Your objective: In the records that follow, find each line containing "Town" and copy it.

Information supplied:
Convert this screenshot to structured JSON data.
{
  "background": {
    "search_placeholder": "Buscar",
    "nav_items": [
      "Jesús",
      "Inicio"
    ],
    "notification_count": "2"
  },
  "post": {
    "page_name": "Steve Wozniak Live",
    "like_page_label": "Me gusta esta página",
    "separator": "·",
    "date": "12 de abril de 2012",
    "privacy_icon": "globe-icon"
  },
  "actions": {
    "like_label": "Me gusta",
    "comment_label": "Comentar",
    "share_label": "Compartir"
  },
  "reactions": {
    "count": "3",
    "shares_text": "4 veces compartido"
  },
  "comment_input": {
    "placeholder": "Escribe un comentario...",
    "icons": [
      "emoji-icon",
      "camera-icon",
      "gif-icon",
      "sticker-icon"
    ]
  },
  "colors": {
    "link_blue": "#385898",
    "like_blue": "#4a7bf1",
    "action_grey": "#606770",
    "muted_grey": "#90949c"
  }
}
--
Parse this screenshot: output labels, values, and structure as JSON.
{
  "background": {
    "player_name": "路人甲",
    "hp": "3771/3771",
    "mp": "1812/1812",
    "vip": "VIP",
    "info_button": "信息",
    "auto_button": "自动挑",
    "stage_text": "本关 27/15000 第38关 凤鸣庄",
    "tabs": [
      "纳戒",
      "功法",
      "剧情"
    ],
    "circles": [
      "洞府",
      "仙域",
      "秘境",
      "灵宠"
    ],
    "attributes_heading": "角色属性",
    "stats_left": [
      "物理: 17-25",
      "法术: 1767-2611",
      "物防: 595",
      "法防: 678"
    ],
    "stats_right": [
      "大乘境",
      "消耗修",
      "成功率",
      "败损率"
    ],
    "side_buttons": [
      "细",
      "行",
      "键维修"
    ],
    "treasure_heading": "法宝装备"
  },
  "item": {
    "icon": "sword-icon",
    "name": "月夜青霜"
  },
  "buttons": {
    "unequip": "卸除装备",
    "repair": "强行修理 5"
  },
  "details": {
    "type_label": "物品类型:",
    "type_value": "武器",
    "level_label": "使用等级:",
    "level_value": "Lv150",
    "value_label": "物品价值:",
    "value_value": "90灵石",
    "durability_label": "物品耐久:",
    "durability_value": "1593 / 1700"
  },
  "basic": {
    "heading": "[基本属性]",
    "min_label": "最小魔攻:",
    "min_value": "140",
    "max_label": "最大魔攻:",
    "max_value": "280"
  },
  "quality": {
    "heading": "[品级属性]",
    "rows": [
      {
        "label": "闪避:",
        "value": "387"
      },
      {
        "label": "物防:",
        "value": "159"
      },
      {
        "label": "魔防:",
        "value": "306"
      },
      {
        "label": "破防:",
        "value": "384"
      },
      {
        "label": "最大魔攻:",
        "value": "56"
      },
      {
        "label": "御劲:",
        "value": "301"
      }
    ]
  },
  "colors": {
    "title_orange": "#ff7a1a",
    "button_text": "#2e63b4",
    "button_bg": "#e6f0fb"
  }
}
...
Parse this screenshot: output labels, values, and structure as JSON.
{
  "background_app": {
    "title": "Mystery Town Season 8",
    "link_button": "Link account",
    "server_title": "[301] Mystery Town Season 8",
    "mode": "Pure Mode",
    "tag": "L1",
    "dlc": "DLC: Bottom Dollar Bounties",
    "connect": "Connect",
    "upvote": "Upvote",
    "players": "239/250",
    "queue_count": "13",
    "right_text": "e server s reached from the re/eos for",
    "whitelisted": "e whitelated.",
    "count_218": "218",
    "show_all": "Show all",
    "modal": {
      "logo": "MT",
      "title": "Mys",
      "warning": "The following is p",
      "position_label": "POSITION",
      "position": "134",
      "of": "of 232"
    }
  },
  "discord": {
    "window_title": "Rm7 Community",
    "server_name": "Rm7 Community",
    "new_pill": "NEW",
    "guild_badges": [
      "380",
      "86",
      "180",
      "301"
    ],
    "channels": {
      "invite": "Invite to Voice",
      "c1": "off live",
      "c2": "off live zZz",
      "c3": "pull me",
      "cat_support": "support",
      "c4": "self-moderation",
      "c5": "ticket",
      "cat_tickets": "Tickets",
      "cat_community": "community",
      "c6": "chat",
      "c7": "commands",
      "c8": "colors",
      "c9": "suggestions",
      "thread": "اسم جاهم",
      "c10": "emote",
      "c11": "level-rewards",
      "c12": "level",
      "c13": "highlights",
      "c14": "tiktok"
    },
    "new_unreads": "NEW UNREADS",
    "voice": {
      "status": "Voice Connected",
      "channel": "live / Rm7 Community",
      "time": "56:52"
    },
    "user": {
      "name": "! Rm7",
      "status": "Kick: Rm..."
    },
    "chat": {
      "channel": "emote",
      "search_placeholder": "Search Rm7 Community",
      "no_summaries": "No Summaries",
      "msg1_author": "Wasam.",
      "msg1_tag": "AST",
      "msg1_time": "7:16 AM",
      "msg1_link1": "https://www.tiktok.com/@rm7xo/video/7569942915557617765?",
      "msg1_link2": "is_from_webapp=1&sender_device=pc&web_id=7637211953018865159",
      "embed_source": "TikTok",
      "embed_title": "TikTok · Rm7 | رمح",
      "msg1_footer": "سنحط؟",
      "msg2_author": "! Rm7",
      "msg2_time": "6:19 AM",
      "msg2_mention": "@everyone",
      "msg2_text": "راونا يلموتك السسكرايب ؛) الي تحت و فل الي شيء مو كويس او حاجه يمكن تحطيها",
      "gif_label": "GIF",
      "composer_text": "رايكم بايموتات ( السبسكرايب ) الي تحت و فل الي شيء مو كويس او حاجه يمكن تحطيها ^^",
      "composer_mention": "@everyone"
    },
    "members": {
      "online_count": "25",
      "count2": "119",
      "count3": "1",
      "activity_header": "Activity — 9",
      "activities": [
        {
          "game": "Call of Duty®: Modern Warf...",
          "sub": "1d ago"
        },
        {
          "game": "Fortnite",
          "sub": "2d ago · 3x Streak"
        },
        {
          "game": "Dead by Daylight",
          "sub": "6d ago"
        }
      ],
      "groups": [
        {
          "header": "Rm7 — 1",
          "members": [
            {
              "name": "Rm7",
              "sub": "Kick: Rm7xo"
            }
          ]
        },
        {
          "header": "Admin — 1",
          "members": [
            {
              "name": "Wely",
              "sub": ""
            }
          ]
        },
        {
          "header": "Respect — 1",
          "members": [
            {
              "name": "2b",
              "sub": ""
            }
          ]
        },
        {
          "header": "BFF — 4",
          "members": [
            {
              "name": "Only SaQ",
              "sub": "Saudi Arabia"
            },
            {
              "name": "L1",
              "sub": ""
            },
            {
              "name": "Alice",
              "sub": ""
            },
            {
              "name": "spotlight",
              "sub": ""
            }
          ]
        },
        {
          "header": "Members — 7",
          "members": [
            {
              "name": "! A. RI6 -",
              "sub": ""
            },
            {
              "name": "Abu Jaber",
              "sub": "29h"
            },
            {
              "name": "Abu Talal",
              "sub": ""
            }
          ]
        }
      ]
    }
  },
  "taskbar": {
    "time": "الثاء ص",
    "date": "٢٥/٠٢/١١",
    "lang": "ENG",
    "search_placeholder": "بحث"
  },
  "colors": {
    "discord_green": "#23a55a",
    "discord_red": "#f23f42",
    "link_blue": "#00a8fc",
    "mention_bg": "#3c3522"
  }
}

Answer area:
    "title": "Mystery Town Season 8",
    "server_title": "[301] Mystery Town Season 8",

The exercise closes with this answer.